As a result polling companies put a lot of effort into correcting the resulting distortions in the sample by weighting responses according to demographic and other criteria -- in reports on Canadian health care satisfaction surveys, for example, a teenager's "okay, I guess" is usually given many times the weight accorded a senior citizen's litany of complaints.

In the real world of political polling the most important consequence of random digit dialing is that the survey universe is the set of working personal phones -- not the set of all eligible voters. The impact of the 50:50 assumption (which should say that the sample provides no applicable information) is less clear because good numbers are hard to come by, but almost everyone agrees that there are now more mobile phones than fixed ones and therefore that the 50:50 assumption, if enforced on the data, would distort the result toward over weighting responses from fixed phone users.

Thus the combination of random digit dialing with a 50:50 assumption produces three immediate consequences:

  1. First, since Gallup (and other) survey personnel are instructed to ask for an adult if a minor answers the phone, the mother in families in which the adults and teens have personal cell phones but the family also has a shared home phone is more than three times as likely to be selected into the sample (and more than twice as likely to complete the survey) as someone answering only one personal phone;
  2. Second, random-digit dialing disconnects sampling from the paying subscriber lists which used to act as proxies for voter lists. As a result, polling companies using this approach are seeing results shift toward a younger, more immigrant intensive, population as people who aren't eligible voters claim eligibility for reasons including wanting their voices heard (mainly teenagers); not wanting to say they are illegals; not wanting to offend against what they imagine is an official information demand (mainly legal immigrants); or simply because they want to please the caller.
  3. There are, in addition, some emergent problems, prominent among which are the likelihood that two randomly selected seven digit numbers within the same area code will reach the same respondent, and the fact that cell-phone accounts are increasingly likely to have area codes unrelated to the holder's current primary address.

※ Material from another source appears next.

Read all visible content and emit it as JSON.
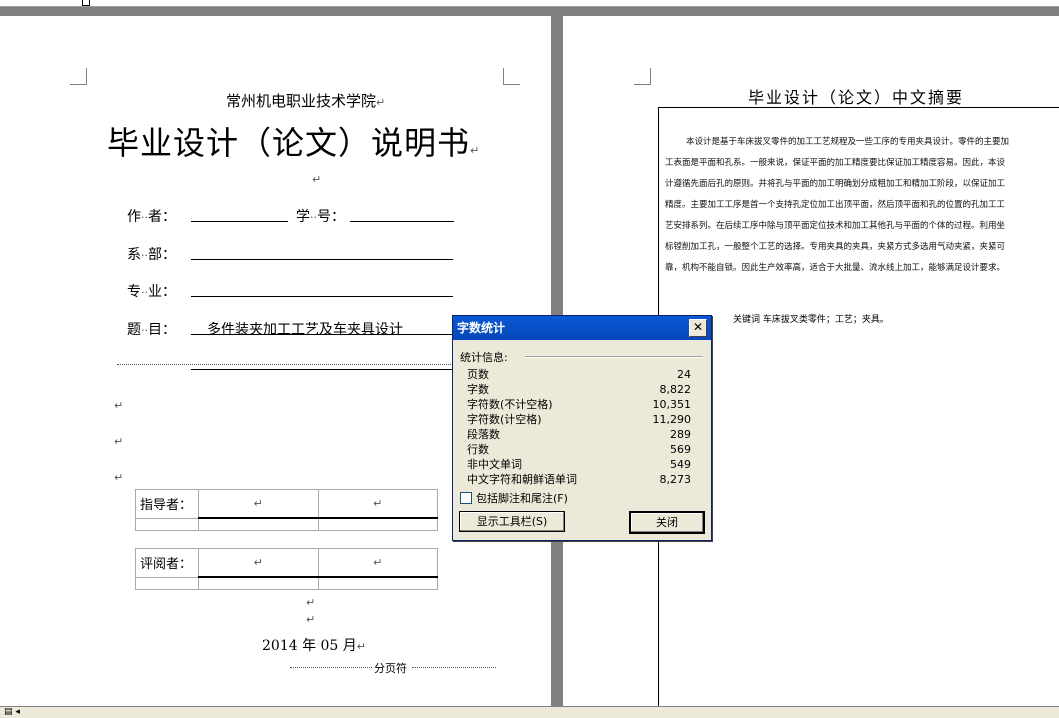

The 14 million or so "lifeline" (Obamaphone) holders tend to be among the least knowledgeable (but most committed) of Democrats -- making them on the one hand somewhat more likely to be reachable and willing to respond than the average for cell phone users, but also both less willing and less able than average to tell an interviewer who has just read them a list of five or more choices and recorded their choice, either what they picked or why.

All three consequences tend, on average, to bias the sample, and thus the survey results, toward Democrats in general and Mr. Obama in particular -- and this makes sense, of course, because the point of making the adjustments at all was to more closely match polling results to the official vote counts from the 2012 presidential and senate elections.

And while the resulting tilt probably explains how Mr. Obama can claim a 50% approval rating from Gallup while apparently doing everything he can to destroy the country from within, it also raises a much bigger question because the theory says that these adjustments should have weakened, not strengthened, the poll's predictive value -- a claim, let me repeat, based on inadequate information about Gallup's actual data and processes and therefore about which I might change my opinion if given better information.

Since we know that the sample sizes were adequate; that the changes were intended to produce a closer match between Gallup's predictions and the 2012 electoral outcome; that this worked; and that the changes made appear to be contra-indicated by sampling theory, we are left with three options: either the theory is wrong, a huge opinion shift took place during the last few hours before voting closed, or the official electoral result did not match the actual vote.

The Snopes attempt at fisking fraud allegations to the contrary, I think that choice is a no brainer -- because Gallup's people knew what they were doing in 2012, and the theory isn't wrong.